Your instructions:
Which lines below mention "autoplay"? Pick each one out.

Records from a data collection

BEGIN

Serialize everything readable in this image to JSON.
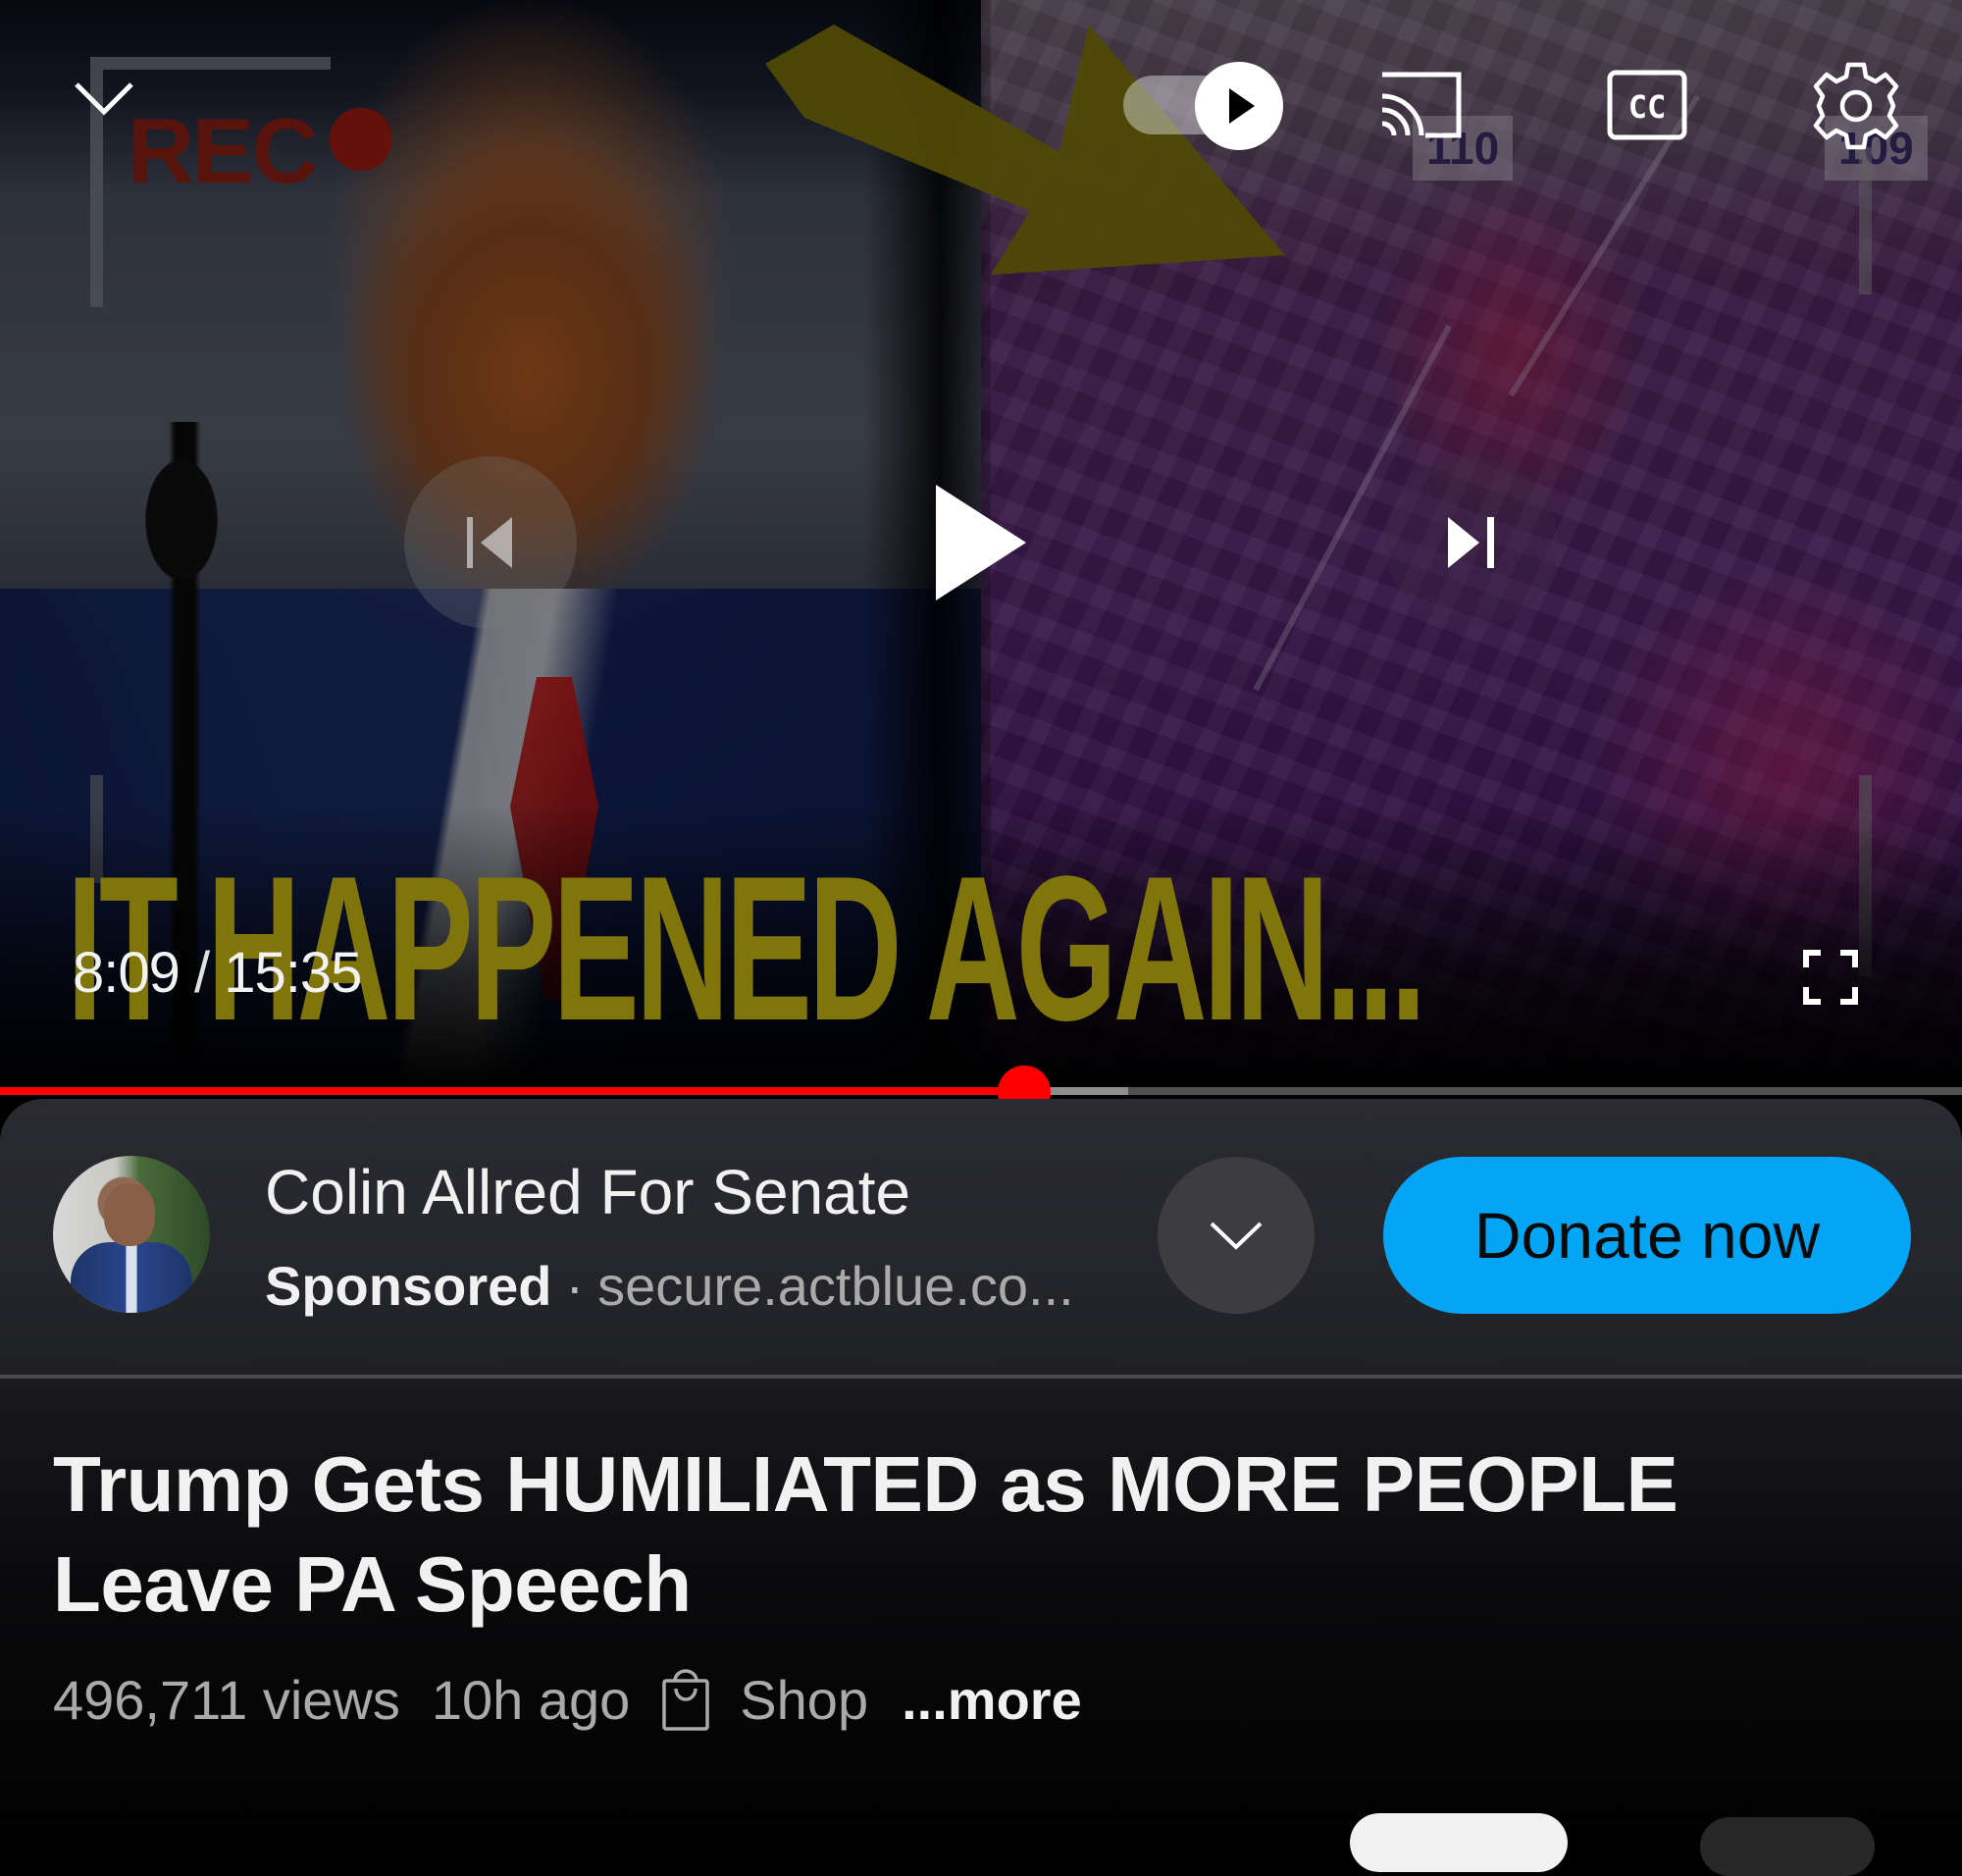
{
  "player": {
    "current_time": "8:09",
    "time_separator": "/",
    "duration": "15:35",
    "progress_fraction": 0.522,
    "buffered_fraction": 0.575,
    "autoplay": "on",
    "thumbnail": {
      "headline": "IT HAPPENED AGAIN...",
      "rec_label": "REC",
      "sign_left": "110",
      "sign_right": "109"
    },
    "icons": {
      "collapse": "chevron-down-icon",
      "autoplay": "autoplay-toggle-icon",
      "cast": "cast-icon",
      "captions": "cc-icon",
      "settings": "gear-icon",
      "previous": "skip-previous-icon",
      "play": "play-icon",
      "next": "skip-next-icon",
      "fullscreen": "fullscreen-icon"
    },
    "captions_label": "CC"
  },
  "ad": {
    "advertiser": "Colin Allred For Senate",
    "sponsored_label": "Sponsored",
    "separator": "·",
    "url": "secure.actblue.co...",
    "cta_label": "Donate now",
    "cta_color": "#05a5f5",
    "expand_icon": "chevron-down-icon"
  },
  "video": {
    "title": "Trump Gets HUMILIATED as MORE PEOPLE Leave PA Speech",
    "views": "496,711 views",
    "age": "10h ago",
    "shop_label": "Shop",
    "more_label": "...more"
  },
  "colors": {
    "progress_played": "#ff0000",
    "background": "#000000",
    "text_primary": "#f1f1f1",
    "text_secondary": "#aaaaaa"
  }
}
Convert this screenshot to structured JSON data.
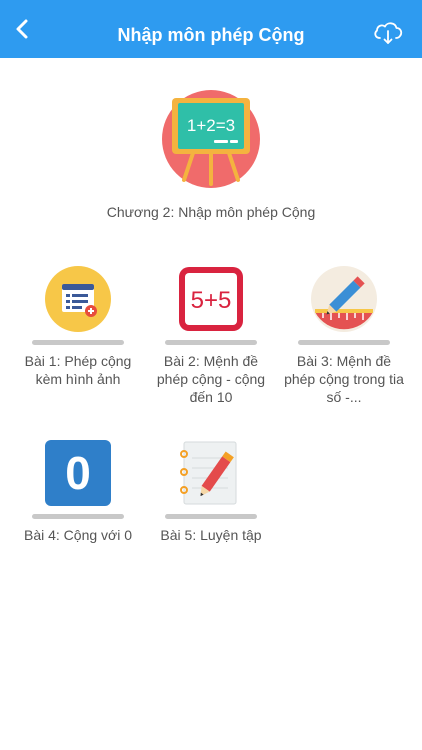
{
  "header": {
    "title": "Nhập môn phép Cộng",
    "back_icon": "chevron-left-icon",
    "action_icon": "cloud-download-icon",
    "bar_color": "#2e9bf0"
  },
  "chapter": {
    "icon": "chalkboard-icon",
    "board_text": "1+2=3",
    "title": "Chương 2: Nhập môn phép Cộng"
  },
  "lessons": [
    {
      "label": "Bài 1: Phép cộng kèm hình ảnh",
      "icon": "image-list-icon",
      "progress": 0
    },
    {
      "label": "Bài 2: Mệnh đề phép cộng - cộng đến 10",
      "icon": "five-plus-five-icon",
      "icon_text": "5+5",
      "progress": 0
    },
    {
      "label": "Bài 3: Mệnh đề phép cộng trong tia số -...",
      "icon": "pencil-ruler-icon",
      "progress": 0
    },
    {
      "label": "Bài 4: Cộng với 0",
      "icon": "zero-icon",
      "icon_text": "0",
      "progress": 0
    },
    {
      "label": "Bài 5: Luyện tập",
      "icon": "notebook-pencil-icon",
      "progress": 0
    }
  ]
}
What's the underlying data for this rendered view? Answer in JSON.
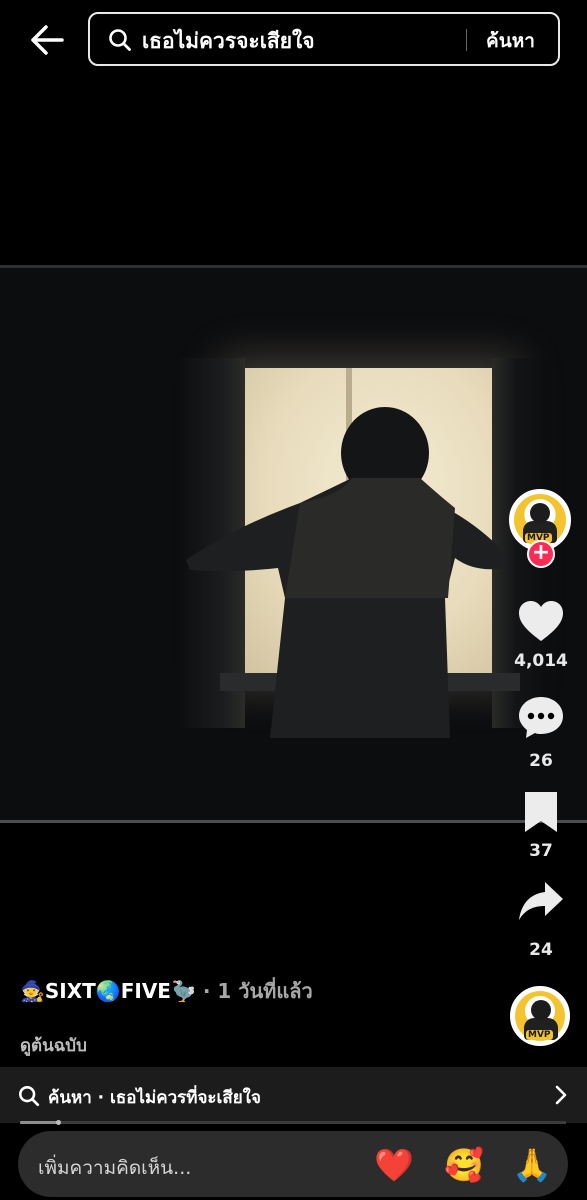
{
  "header": {
    "search_query": "เธอไม่ควรจะเสียใจ",
    "search_button": "ค้นหา"
  },
  "video": {
    "scene": "silhouette-at-window"
  },
  "actions": {
    "likes": "4,014",
    "comments": "26",
    "saves": "37",
    "shares": "24"
  },
  "post": {
    "author": "🧙SIXT🌏FIVE🦤",
    "time": " · 1 วันที่แล้ว",
    "view_original": "ดูต้นฉบับ",
    "avatar_badge": "MVP"
  },
  "related_search": {
    "text": "ค้นหา · เธอไม่ควรที่จะเสียใจ"
  },
  "playback": {
    "progress_fraction": 0.07
  },
  "comment_bar": {
    "placeholder": "เพิ่มความคิดเห็น...",
    "quick_emojis": [
      "❤️",
      "🥰",
      "🙏"
    ]
  },
  "colors": {
    "accent": "#fe2c55",
    "background": "#000000",
    "bar": "#1c1c1c"
  }
}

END

Answer box:
    "autoplay": "on",
      "autoplay": "autoplay-toggle-icon",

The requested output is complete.